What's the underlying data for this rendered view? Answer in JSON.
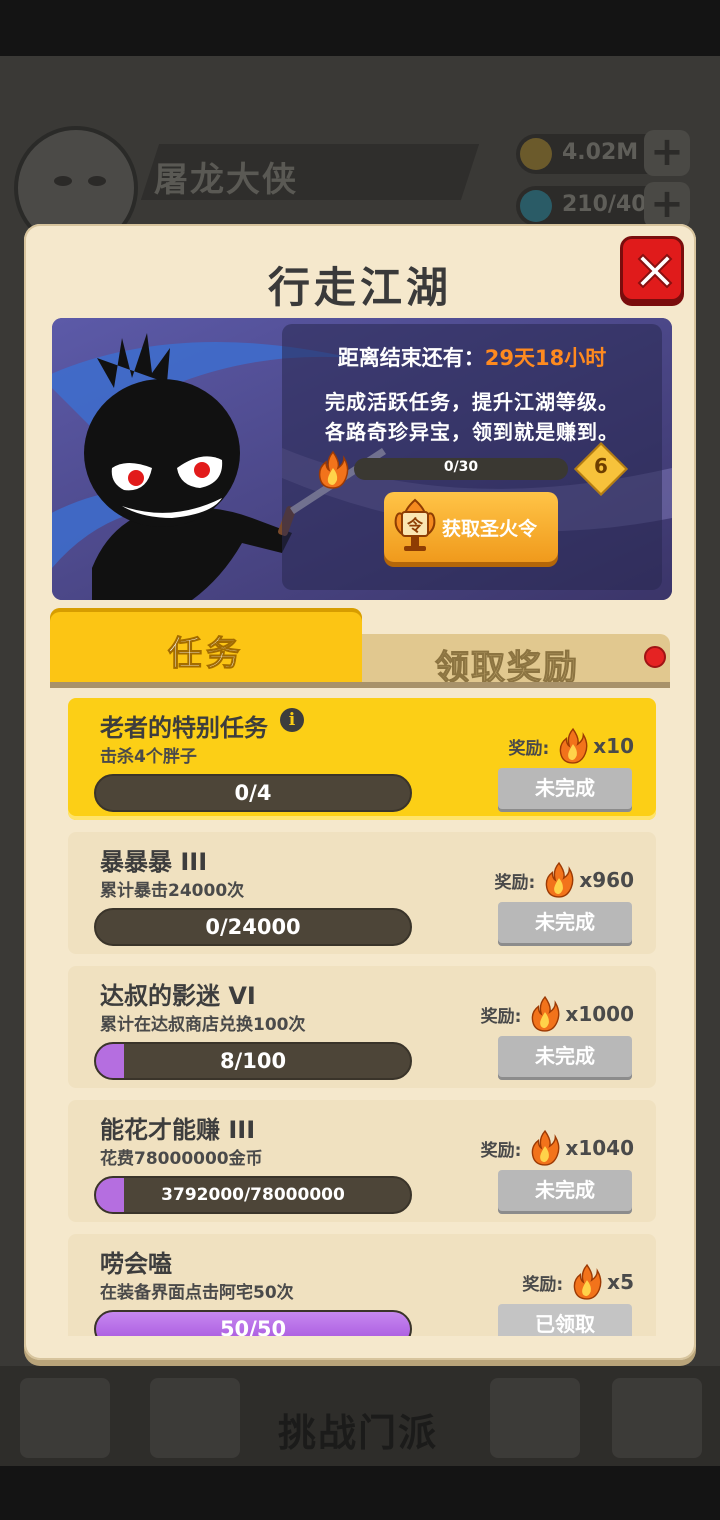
{
  "background": {
    "player_name": "屠龙大侠",
    "resources": [
      {
        "value": "4.02M",
        "icon": "gold-coin-icon"
      },
      {
        "value": "210/40",
        "icon": "energy-drop-icon"
      }
    ],
    "bottom_center_label": "挑战门派"
  },
  "modal": {
    "title": "行走江湖",
    "close_icon": "close-x-icon",
    "banner": {
      "countdown_label": "距离结束还有：",
      "countdown_value": "29天18小时",
      "desc_line1": "完成活跃任务，提升江湖等级。",
      "desc_line2": "各路奇珍异宝，领到就是赚到。",
      "level_progress": "0/30",
      "level": "6",
      "get_token_label": "获取圣火令",
      "token_icon_char": "令"
    },
    "tabs": [
      {
        "label": "任务",
        "active": true
      },
      {
        "label": "领取奖励",
        "active": false,
        "has_dot": true
      }
    ],
    "reward_label": "奖励:",
    "tasks": [
      {
        "title": "老者的特别任务",
        "desc": "击杀4个胖子",
        "progress": "0/4",
        "fraction": 0,
        "reward": "x10",
        "status": "未完成",
        "highlight": true,
        "info": true
      },
      {
        "title": "暴暴暴 III",
        "desc": "累计暴击24000次",
        "progress": "0/24000",
        "fraction": 0,
        "reward": "x960",
        "status": "未完成"
      },
      {
        "title": "达叔的影迷 VI",
        "desc": "累计在达叔商店兑换100次",
        "progress": "8/100",
        "fraction": 0.08,
        "reward": "x1000",
        "status": "未完成"
      },
      {
        "title": "能花才能赚 III",
        "desc": "花费78000000金币",
        "progress": "3792000/78000000",
        "fraction": 0.05,
        "reward": "x1040",
        "status": "未完成"
      },
      {
        "title": "唠会嗑",
        "desc": "在装备界面点击阿宅50次",
        "progress": "50/50",
        "fraction": 1,
        "reward": "x5",
        "status": "已领取"
      }
    ]
  },
  "colors": {
    "tab_active": "#fcc514",
    "progress_fill": "#b56ee0",
    "countdown": "#ff8a1f",
    "close_button": "#e01b1b"
  }
}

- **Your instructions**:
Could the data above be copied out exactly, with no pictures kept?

- **Answer box**:
What's the underlying data for this rendered view? Answer in JSON.
{
  "background": {
    "player_name": "屠龙大侠",
    "resources": [
      {
        "value": "4.02M",
        "icon": "gold-coin-icon"
      },
      {
        "value": "210/40",
        "icon": "energy-drop-icon"
      }
    ],
    "bottom_center_label": "挑战门派"
  },
  "modal": {
    "title": "行走江湖",
    "close_icon": "close-x-icon",
    "banner": {
      "countdown_label": "距离结束还有：",
      "countdown_value": "29天18小时",
      "desc_line1": "完成活跃任务，提升江湖等级。",
      "desc_line2": "各路奇珍异宝，领到就是赚到。",
      "level_progress": "0/30",
      "level": "6",
      "get_token_label": "获取圣火令",
      "token_icon_char": "令"
    },
    "tabs": [
      {
        "label": "任务",
        "active": true
      },
      {
        "label": "领取奖励",
        "active": false,
        "has_dot": true
      }
    ],
    "reward_label": "奖励:",
    "tasks": [
      {
        "title": "老者的特别任务",
        "desc": "击杀4个胖子",
        "progress": "0/4",
        "fraction": 0,
        "reward": "x10",
        "status": "未完成",
        "highlight": true,
        "info": true
      },
      {
        "title": "暴暴暴 III",
        "desc": "累计暴击24000次",
        "progress": "0/24000",
        "fraction": 0,
        "reward": "x960",
        "status": "未完成"
      },
      {
        "title": "达叔的影迷 VI",
        "desc": "累计在达叔商店兑换100次",
        "progress": "8/100",
        "fraction": 0.08,
        "reward": "x1000",
        "status": "未完成"
      },
      {
        "title": "能花才能赚 III",
        "desc": "花费78000000金币",
        "progress": "3792000/78000000",
        "fraction": 0.05,
        "reward": "x1040",
        "status": "未完成"
      },
      {
        "title": "唠会嗑",
        "desc": "在装备界面点击阿宅50次",
        "progress": "50/50",
        "fraction": 1,
        "reward": "x5",
        "status": "已领取"
      }
    ]
  },
  "colors": {
    "tab_active": "#fcc514",
    "progress_fill": "#b56ee0",
    "countdown": "#ff8a1f",
    "close_button": "#e01b1b"
  }
}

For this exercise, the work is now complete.